v. There will be no international intervention to save Darfur.
vi. I’ve been predicting for years that the German far-left will do something to try to capture more of the far-right vote. Oscar Lafontaine’s comments a couple of years ago about the threat from foreign workers were, I thought, the beginning of this move. So I’m going to predict it again: the bigger, stronger, more united German far-left will do something to blur the distinction between far-left and far-right, which will get it a lot of bad press but will win it a slightly higher showing in the 2008 regional elections (though all these elections will actually be won by the conservatives – votes for the far left come from either otherwise disaffected voters or voters who would otherwise vote for the Greens or the SPD).
vii. The “Blues” (KMT) will win a decisive victory in the Taiwanese elections. This will be received extremely favorably by Beijing in the run-up to the Olympics. The Olympics will proceed without incident.
viii. Most of the world will continue to forget that North Korea is still out there, doing whatever it is it does.
i. The kindle won’t do well enough to make a profit, but will do well enough to convince Apple to invest in a competing product.
ii. Some kind of social-networking-based pyramid scheme will be a big enough story to prompt public debate.
iii.

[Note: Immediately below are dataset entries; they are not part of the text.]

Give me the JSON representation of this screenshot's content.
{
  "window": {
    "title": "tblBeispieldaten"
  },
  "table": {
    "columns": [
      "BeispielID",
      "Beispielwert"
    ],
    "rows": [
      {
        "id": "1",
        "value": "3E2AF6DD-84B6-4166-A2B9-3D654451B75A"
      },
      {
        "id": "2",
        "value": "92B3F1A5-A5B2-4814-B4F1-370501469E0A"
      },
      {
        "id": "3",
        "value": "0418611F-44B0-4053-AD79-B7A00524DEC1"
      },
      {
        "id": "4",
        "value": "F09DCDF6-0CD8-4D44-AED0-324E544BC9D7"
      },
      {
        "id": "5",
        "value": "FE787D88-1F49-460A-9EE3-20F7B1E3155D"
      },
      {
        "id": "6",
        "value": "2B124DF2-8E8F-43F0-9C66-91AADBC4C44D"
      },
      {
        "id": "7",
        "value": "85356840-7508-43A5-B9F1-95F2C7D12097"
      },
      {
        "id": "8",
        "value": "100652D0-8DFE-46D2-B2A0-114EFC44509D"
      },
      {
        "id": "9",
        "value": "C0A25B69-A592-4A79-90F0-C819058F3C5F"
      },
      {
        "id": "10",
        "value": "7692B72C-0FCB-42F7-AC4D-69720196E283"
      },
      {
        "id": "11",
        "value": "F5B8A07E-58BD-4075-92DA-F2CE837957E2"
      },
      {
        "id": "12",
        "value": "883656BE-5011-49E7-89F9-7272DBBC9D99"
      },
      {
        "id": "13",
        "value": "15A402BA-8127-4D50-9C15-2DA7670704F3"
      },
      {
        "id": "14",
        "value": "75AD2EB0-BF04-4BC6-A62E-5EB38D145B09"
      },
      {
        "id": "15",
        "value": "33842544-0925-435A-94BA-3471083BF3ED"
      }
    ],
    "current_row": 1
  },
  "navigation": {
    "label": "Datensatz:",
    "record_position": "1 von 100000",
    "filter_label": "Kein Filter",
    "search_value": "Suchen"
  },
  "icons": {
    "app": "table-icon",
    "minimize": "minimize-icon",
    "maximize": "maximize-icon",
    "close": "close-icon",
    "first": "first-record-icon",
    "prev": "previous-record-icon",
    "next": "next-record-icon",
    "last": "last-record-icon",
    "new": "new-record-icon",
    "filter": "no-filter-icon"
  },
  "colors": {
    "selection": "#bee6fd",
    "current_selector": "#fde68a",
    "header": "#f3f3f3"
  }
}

Gregory Cochran will publish something impressive and controversial.
iv. Grand New Party will do really, really well.
If I think of any other predictions before midnight, I’ll post updates.